Meeting Notes, Region & RegionalismIt’s an Indiana January, and the wall of windows opens to a grey afternoon. A fog is settling over campus, and gives the illusion that we are set apart.
The room is full. Before the meeting starts, twenty people will be here, outlining the triangular table configuration. We are in the William and Diane Itter Objects Study room of the newly-reopened Eskenazi Museum of Art. It is a room designed for close examination, for studying the smallest of details.
This is the first meeting of our new cohort, and the energy is high. Faculty Director Arthur Liou welcomes everyone and kicks off a round of introductions that takes nearly a half hour. The group ranges from undergraduate students to long-time faculty members. Art, theatre, history, sociology, English, and a half a dozen other disciplines are represented. The depth of knowledge and breadth of experience in the room is staggering.
When the introductions conclude, Arthur takes a step back. He draws our attention to the screen above his head and congratulates us all for being part of the critical mass of brain power needed to expand Platform’s Indiana Studies team.
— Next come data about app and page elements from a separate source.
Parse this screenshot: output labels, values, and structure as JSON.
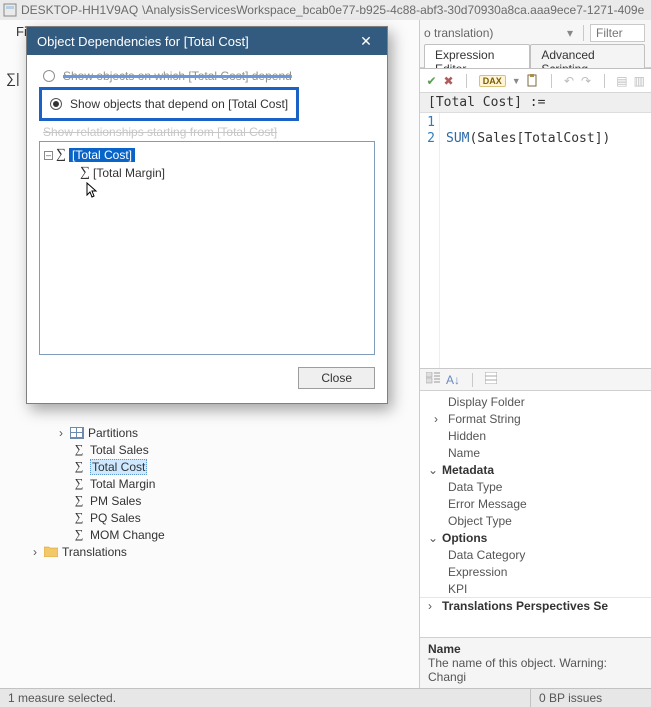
{
  "window": {
    "title_host": "DESKTOP-HH1V9AQ",
    "title_path": "\\AnalysisServicesWorkspace_bcab0e77-b925-4c88-abf3-30d70930a8ca.aaa9ece7-1271-409e"
  },
  "left": {
    "menu_fragment": "Fi",
    "tree": {
      "partitions_label": "Partitions",
      "measures": [
        "Total Sales",
        "Total Cost",
        "Total Margin",
        "PM Sales",
        "PQ Sales",
        "MOM Change"
      ],
      "selected_index": 1,
      "translations_label": "Translations"
    }
  },
  "right": {
    "toolbar_fragment": "o translation)",
    "filter_placeholder": "Filter",
    "tabs": {
      "editor": "Expression Editor",
      "scripting": "Advanced Scripting"
    },
    "editor": {
      "header": "[Total Cost] :=",
      "lines": [
        "1",
        "2"
      ],
      "code_line2_fn": "SUM",
      "code_line2_arg": "(Sales[TotalCost])"
    },
    "properties": {
      "rows": [
        {
          "label": "Display Folder",
          "indent": true
        },
        {
          "label": "Format String",
          "indent": true,
          "expand": ">"
        },
        {
          "label": "Hidden",
          "indent": true
        },
        {
          "label": "Name",
          "indent": true
        },
        {
          "label": "Metadata",
          "cat": true,
          "expand": "v"
        },
        {
          "label": "Data Type",
          "indent": true
        },
        {
          "label": "Error Message",
          "indent": true
        },
        {
          "label": "Object Type",
          "indent": true
        },
        {
          "label": "Options",
          "cat": true,
          "expand": "v"
        },
        {
          "label": "Data Category",
          "indent": true
        },
        {
          "label": "Expression",
          "indent": true
        },
        {
          "label": "KPI",
          "indent": true
        },
        {
          "label": "Translations  Perspectives  Se",
          "cat": true,
          "expand": ">"
        }
      ],
      "desc_name": "Name",
      "desc_text": "The name of this object. Warning: Changi"
    }
  },
  "dialog": {
    "title": "Object Dependencies for [Total Cost]",
    "radio1_fragment": "Show objects on which [Total Cost] depend",
    "radio2": "Show objects that depend on [Total Cost]",
    "radio3_fragment": "Show relationships starting from [Total Cost]",
    "tree": {
      "root": "[Total Cost]",
      "child": "[Total Margin]"
    },
    "close_btn": "Close"
  },
  "status": {
    "left": "1 measure selected.",
    "right": "0 BP issues"
  }
}
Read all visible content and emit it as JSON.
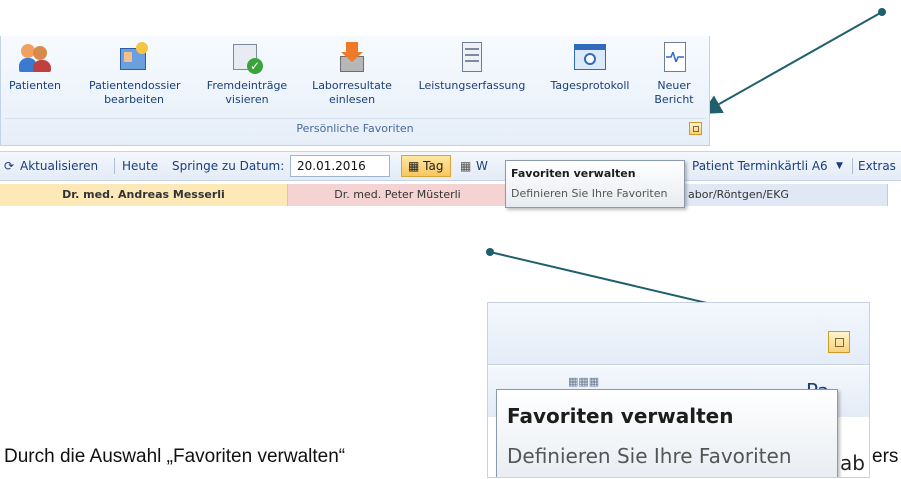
{
  "ribbon": {
    "buttons": [
      {
        "label1": "Patienten",
        "label2": "",
        "icon": "patients-icon"
      },
      {
        "label1": "Patientendossier",
        "label2": "bearbeiten",
        "icon": "dossier-icon"
      },
      {
        "label1": "Fremdeinträge",
        "label2": "visieren",
        "icon": "approve-entries-icon"
      },
      {
        "label1": "Laborresultate",
        "label2": "einlesen",
        "icon": "lab-import-icon"
      },
      {
        "label1": "Leistungserfassung",
        "label2": "",
        "icon": "service-entry-icon"
      },
      {
        "label1": "Tagesprotokoll",
        "label2": "",
        "icon": "day-protocol-icon"
      },
      {
        "label1": "Neuer",
        "label2": "Bericht",
        "icon": "new-report-icon"
      }
    ],
    "group_label": "Persönliche Favoriten"
  },
  "toolbar": {
    "refresh": "Aktualisieren",
    "today": "Heute",
    "jump_label": "Springe zu Datum:",
    "date_value": "20.01.2016",
    "day": "Tag",
    "week_partial": "W",
    "patient_label": "Patient Terminkärtli A6",
    "extras": "Extras"
  },
  "doctors": {
    "d1": "Dr. med. Andreas Messerli",
    "d2": "Dr. med. Peter Müsterli",
    "d3": "abor/Röntgen/EKG"
  },
  "tooltip": {
    "title": "Favoriten verwalten",
    "desc": "Definieren Sie Ihre Favoriten"
  },
  "inset": {
    "partial_right": "Pa",
    "partial_ab": "ab"
  },
  "caption": {
    "text": "Durch die Auswahl „Favoriten verwalten“",
    "tail": "ers"
  },
  "colors": {
    "arrow": "#1f5f6e",
    "doctor1_bg": "#fde9b7",
    "doctor2_bg": "#f6d3d3",
    "doctor3_bg": "#dfe8f4"
  }
}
On the screen is a slide from a 2015 meeting that envisioned Platform, calling it “a lab dedicated to cutting edge and world-changing research and creative activity in arts & humanities, emphasizing emerging area of strength and interdisciplinary exchange.”
Principal Investigator Ed Dallis-Comentale speaks from the opposite side of the room. Since so many of our members are new this semester, he brings them up to speed on the institutional goals of Platform:
1. to show that team-based collaborative research is possible in the arts & humanities in a way that is comparable to what happens in social sciences.
2. to demonstrate the utility of an arts & humanities education.
The presentations start: Nathan Schmidt, Jeeyea Kim & Dorian Bybee, and Marleen Newman introduce us to their projects. Nathan's presentation is first. He gives us a brief history of naturalist, and then does a deep dive into Muir's beginnings, focusing on his time spent in Indiana. Muir specifically selected Indianapolis because of its location between the modernization of industry and the wildness of the surrounding world. Jeeyea Kim and Dorian Bybee are up next, to talk about Indiana limestone. They tell us about the development of limestone, the history of quarrying and its construction use in the state. They also talk about the ongoing uses in the state, how it's now often used in a more ornamental way. Marleen Newman is the final speaker, and gives a presentation about the architect Harry Weese. She shows slides of the First Baptist Church in Columbus, Indiana, and illuminates his effects on regionalism in architecture in Indiana.
Each presentation sparks questions and comments. There is a process starting, development and refinement will happen here, in this room, with these people.